_WORK TASK_:
Write out all the entries word for word, but skip any images.

--

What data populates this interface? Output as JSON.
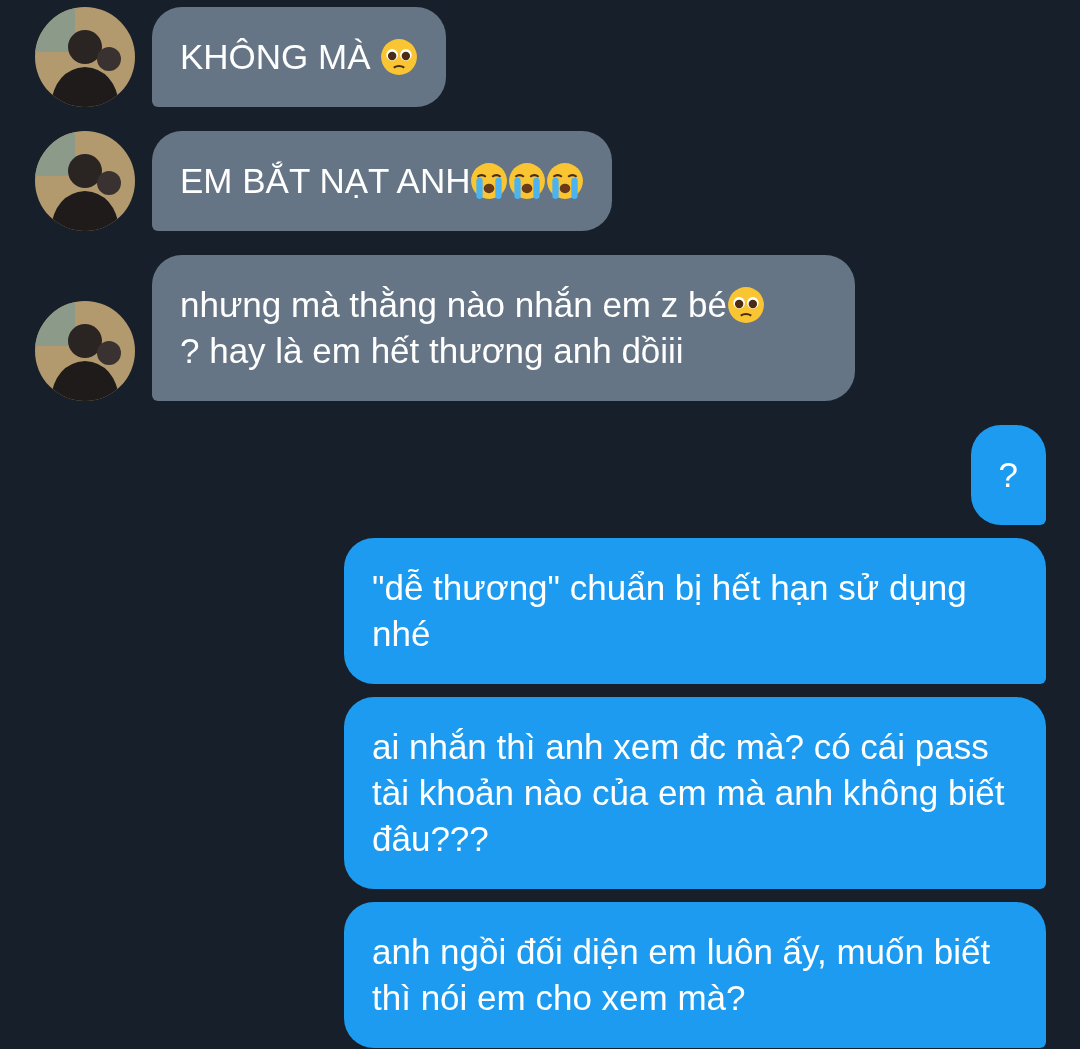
{
  "messages": [
    {
      "kind": "incoming",
      "parts": [
        {
          "kind": "text",
          "text": "KHÔNG MÀ "
        },
        {
          "kind": "pleading"
        }
      ]
    },
    {
      "kind": "incoming",
      "parts": [
        {
          "kind": "text",
          "text": "EM BẮT NẠT ANH"
        },
        {
          "kind": "crying"
        },
        {
          "kind": "crying"
        },
        {
          "kind": "crying"
        }
      ]
    },
    {
      "kind": "incoming",
      "parts": [
        {
          "kind": "text",
          "text": "nhưng mà thằng nào nhắn em z bé"
        },
        {
          "kind": "pleading"
        },
        {
          "kind": "text",
          "text": "? hay là em hết thương anh dồiii"
        }
      ]
    },
    {
      "kind": "outgoing",
      "parts": [
        {
          "kind": "text",
          "text": "?"
        }
      ]
    },
    {
      "kind": "outgoing",
      "parts": [
        {
          "kind": "text",
          "text": "\"dễ thương\" chuẩn bị hết hạn sử dụng nhé"
        }
      ]
    },
    {
      "kind": "outgoing",
      "parts": [
        {
          "kind": "text",
          "text": "ai nhắn thì anh xem đc mà? có cái pass tài khoản nào của em mà anh không biết đâu???"
        }
      ]
    },
    {
      "kind": "outgoing",
      "parts": [
        {
          "kind": "text",
          "text": "anh ngồi đối diện em luôn ấy, muốn biết thì nói em cho xem mà?"
        }
      ]
    }
  ]
}
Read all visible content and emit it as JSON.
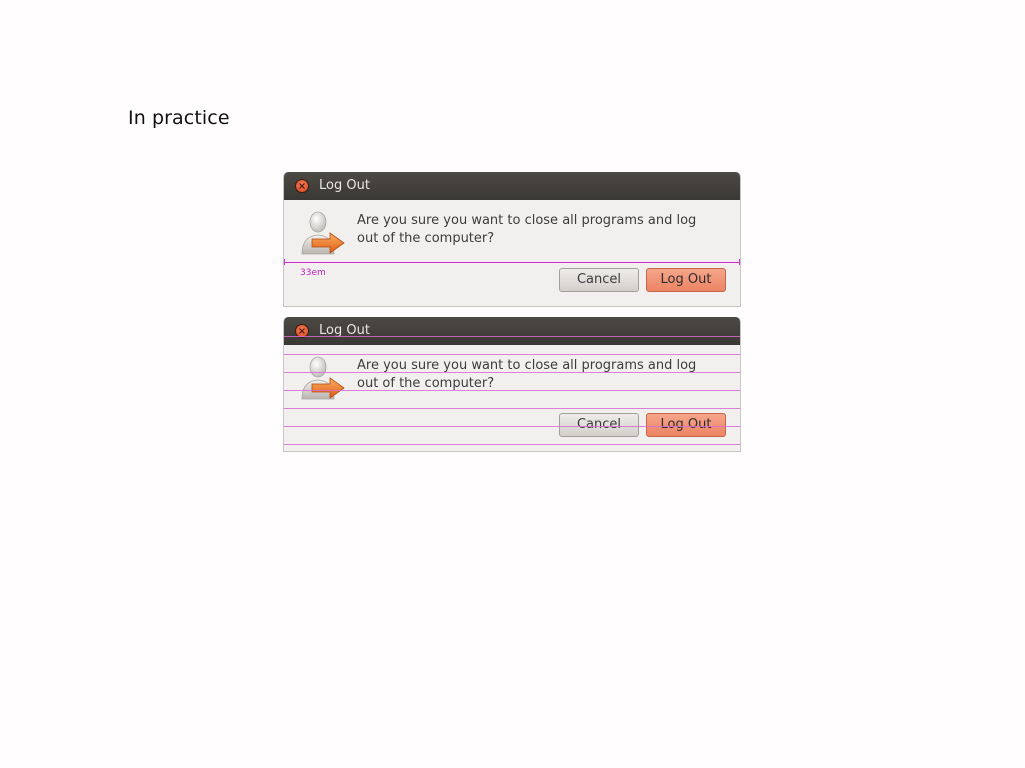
{
  "page": {
    "title": "In practice"
  },
  "dialogs": [
    {
      "window_title": "Log Out",
      "message": "Are you sure you want to close all programs and log out of the computer?",
      "buttons": {
        "cancel": "Cancel",
        "logout": "Log Out"
      },
      "overlay": {
        "type": "width-measure",
        "label": "33em"
      }
    },
    {
      "window_title": "Log Out",
      "message": "Are you sure you want to close all programs and log out of the computer?",
      "buttons": {
        "cancel": "Cancel",
        "logout": "Log Out"
      },
      "overlay": {
        "type": "baseline-grid"
      }
    }
  ],
  "icons": {
    "close": "close-icon",
    "logout": "user-logout-icon"
  },
  "colors": {
    "titlebar": "#3f3d39",
    "dialog_bg": "#f2f0ee",
    "accent_button": "#ef8e6e",
    "close_button": "#e25a31",
    "guide": "#d42bd4"
  }
}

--

_EXERCISE RESPONSE_:
What data populates this interface? Output as JSON.
{
  "messages": [
    {
      "kind": "incoming",
      "parts": [
        {
          "kind": "text",
          "text": "KHÔNG MÀ "
        },
        {
          "kind": "pleading"
        }
      ]
    },
    {
      "kind": "incoming",
      "parts": [
        {
          "kind": "text",
          "text": "EM BẮT NẠT ANH"
        },
        {
          "kind": "crying"
        },
        {
          "kind": "crying"
        },
        {
          "kind": "crying"
        }
      ]
    },
    {
      "kind": "incoming",
      "parts": [
        {
          "kind": "text",
          "text": "nhưng mà thằng nào nhắn em z bé"
        },
        {
          "kind": "pleading"
        },
        {
          "kind": "text",
          "text": "? hay là em hết thương anh dồiii"
        }
      ]
    },
    {
      "kind": "outgoing",
      "parts": [
        {
          "kind": "text",
          "text": "?"
        }
      ]
    },
    {
      "kind": "outgoing",
      "parts": [
        {
          "kind": "text",
          "text": "\"dễ thương\" chuẩn bị hết hạn sử dụng nhé"
        }
      ]
    },
    {
      "kind": "outgoing",
      "parts": [
        {
          "kind": "text",
          "text": "ai nhắn thì anh xem đc mà? có cái pass tài khoản nào của em mà anh không biết đâu???"
        }
      ]
    },
    {
      "kind": "outgoing",
      "parts": [
        {
          "kind": "text",
          "text": "anh ngồi đối diện em luôn ấy, muốn biết thì nói em cho xem mà?"
        }
      ]
    }
  ]
}
Read all visible content and emit it as JSON.
{
  "page": {
    "title": "In practice"
  },
  "dialogs": [
    {
      "window_title": "Log Out",
      "message": "Are you sure you want to close all programs and log out of the computer?",
      "buttons": {
        "cancel": "Cancel",
        "logout": "Log Out"
      },
      "overlay": {
        "type": "width-measure",
        "label": "33em"
      }
    },
    {
      "window_title": "Log Out",
      "message": "Are you sure you want to close all programs and log out of the computer?",
      "buttons": {
        "cancel": "Cancel",
        "logout": "Log Out"
      },
      "overlay": {
        "type": "baseline-grid"
      }
    }
  ],
  "icons": {
    "close": "close-icon",
    "logout": "user-logout-icon"
  },
  "colors": {
    "titlebar": "#3f3d39",
    "dialog_bg": "#f2f0ee",
    "accent_button": "#ef8e6e",
    "close_button": "#e25a31",
    "guide": "#d42bd4"
  }
}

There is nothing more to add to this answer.